  6. Try updating the system again as the previous command failed:
    update_engine_client --update
    sudo stateful_update 
    No need to supply the –omaha-url any more in future updates. It showed that the update succeeded and system needs reboot.
  7. Reboot the system and now the mouse is as responsive as on the other Chromebook
  8. Reinstall the Flash plugin: the update was 32-bit, so I used the first instruction below with the link http://goo.gl/FrT7Q6

Monday, December 22, 2014

Install Samba 4.1 AD DC on CentOS 7 with yum

CentOS 7's bundled Samba 4 does not provide Active Directory (AD) Domain Controller (DC) functionality due to the incompatibility between the Kerberos 5 libraries used by a Samba 4 AD DC (Heimdal) and those by RHEL/CentOS (MIT). However, Samba 4 binaries (rpms) compiled with Heimdal Kerberos library for CentOS 7 can be obtained from the Sernet Samba repository without the need of compiling Samba from its source code.

To download the rpm files with yum, a user account is necessary at the Sernet Samba repository. Signing up for a user account at Sernet is totally free and can be done in a minute. Upon successful registration, one can log into the portal and obtain a yum repo file with his username and password embedded in the repo URL. The repo file can be copied to /etc/yum.repos.d and one can then use yum to install the necessary rpms for a Samba 4 AD DC on CentOS 7.

If the bundled Samba 4 was installed in the system, remove it with yum first.
 yum remove samba*
The following Samba 4.1 rpms can then be installed from Sernet on CentOS 7 to enable a AD DC

If there is existing Samba 3 NT4-style domain, it can be upgraded to AD type domain with samba-tool, which is installed as part of the packages above. The following Samba Classic Upgrade wiki guide provides excellent instructions on the upgrade. For simplicity,  one can use Samba 4's built-in DNS server for the AD DC. After the upgrade is complete, start the AD DC by
service sernet-samba-ad start
and test it following this guide.

Thursday, December 18, 2014

Value phones and inexpensive mobile family plan with 4G LTE data

A few smart phones that support 4G LTE data on Sprint's network were on sale with reasonable prices such as LG Optimus F3, LG TributeLG VoltHTC Desire 510 or Nokia Lumia 635. Their screen resolutions may not be full HD, but they have decent performance at their price range and in my opinion, they are great phones for Ting, Sprint's MVNO that has inexpensive mobile family plan.

On Ting, minutes, messages and data are pooled and shared between devices under the same account. You can have as many devices as you want on one account and each device costs $6 per month.

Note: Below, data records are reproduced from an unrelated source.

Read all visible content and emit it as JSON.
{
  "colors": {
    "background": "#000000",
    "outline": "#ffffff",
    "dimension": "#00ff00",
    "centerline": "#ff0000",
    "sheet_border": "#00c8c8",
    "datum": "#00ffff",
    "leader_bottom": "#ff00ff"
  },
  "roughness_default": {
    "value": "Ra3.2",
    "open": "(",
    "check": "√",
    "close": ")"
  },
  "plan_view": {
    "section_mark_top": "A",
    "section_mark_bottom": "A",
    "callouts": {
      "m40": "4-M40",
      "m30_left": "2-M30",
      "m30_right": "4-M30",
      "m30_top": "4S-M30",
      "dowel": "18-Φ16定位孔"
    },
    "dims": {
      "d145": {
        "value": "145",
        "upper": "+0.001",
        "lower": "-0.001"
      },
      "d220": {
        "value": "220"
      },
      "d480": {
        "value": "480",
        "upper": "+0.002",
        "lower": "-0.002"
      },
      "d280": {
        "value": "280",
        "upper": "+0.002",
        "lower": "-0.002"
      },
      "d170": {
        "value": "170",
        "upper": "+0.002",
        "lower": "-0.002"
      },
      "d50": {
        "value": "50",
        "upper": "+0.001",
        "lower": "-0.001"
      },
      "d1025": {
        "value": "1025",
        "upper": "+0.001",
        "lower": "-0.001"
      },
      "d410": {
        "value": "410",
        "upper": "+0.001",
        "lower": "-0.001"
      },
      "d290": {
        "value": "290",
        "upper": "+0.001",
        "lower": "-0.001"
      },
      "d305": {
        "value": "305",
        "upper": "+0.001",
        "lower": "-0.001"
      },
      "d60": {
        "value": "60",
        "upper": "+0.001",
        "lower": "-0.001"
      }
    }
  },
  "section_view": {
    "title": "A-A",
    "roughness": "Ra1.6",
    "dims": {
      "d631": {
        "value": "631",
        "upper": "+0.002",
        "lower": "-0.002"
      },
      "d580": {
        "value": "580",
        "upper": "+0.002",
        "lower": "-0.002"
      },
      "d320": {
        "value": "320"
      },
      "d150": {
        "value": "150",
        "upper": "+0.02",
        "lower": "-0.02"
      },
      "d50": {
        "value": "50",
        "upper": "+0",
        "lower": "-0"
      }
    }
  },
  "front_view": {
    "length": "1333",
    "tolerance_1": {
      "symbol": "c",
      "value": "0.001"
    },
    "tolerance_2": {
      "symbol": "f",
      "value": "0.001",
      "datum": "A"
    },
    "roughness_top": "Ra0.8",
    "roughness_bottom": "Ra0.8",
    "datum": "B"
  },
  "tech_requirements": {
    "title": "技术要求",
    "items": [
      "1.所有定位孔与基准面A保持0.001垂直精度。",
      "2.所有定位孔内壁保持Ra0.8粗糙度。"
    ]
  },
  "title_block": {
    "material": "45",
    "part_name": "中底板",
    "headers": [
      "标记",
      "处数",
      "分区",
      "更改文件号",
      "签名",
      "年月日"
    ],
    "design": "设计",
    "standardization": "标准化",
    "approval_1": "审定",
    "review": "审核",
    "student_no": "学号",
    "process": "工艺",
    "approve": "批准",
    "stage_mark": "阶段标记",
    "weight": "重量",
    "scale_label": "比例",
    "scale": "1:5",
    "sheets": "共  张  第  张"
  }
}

There’s no premium charged for a mobile family plan and there isn't any weird line items on the monthly bills besides the taxes & regulatory fees. For example, to have 4 devices share 1000 minutes, 2000 global messages and 1 GB of 4G LTE data would have a total cost of $69/month plus taxes & regulatory fees at Ting, which is below $20/month per device. The 4G LTE data can be bumped to 2 GB for $10 more. At $79/month, it is still less than what I used to pay for only one device with 2 GB data at Verizon.

Most Sprint phones including these LG ones can be activated on Ting with the built-in hands-free activation after a Carrier Reset ##72786# (##SCRTN#). No flashing is necessary at all and you may also enjoy the 4G LTE data speed instantly with this phone that is not available from Page Plus or with a flashed device. If that doesn't sound good enough, Ting has started testing service on a GSM network since February 2015, which will allow both CDMA and GSM devices coexist under a single account and share a single pool of minutes, messages and megabytes.

What makes it even better is that Ting is giving out $25 credit for trying their service. The credit may be adequate for a month's free trial with Ting on one device. Click on this link to receive the promotion for $25 credit, which will show up upon successful activation.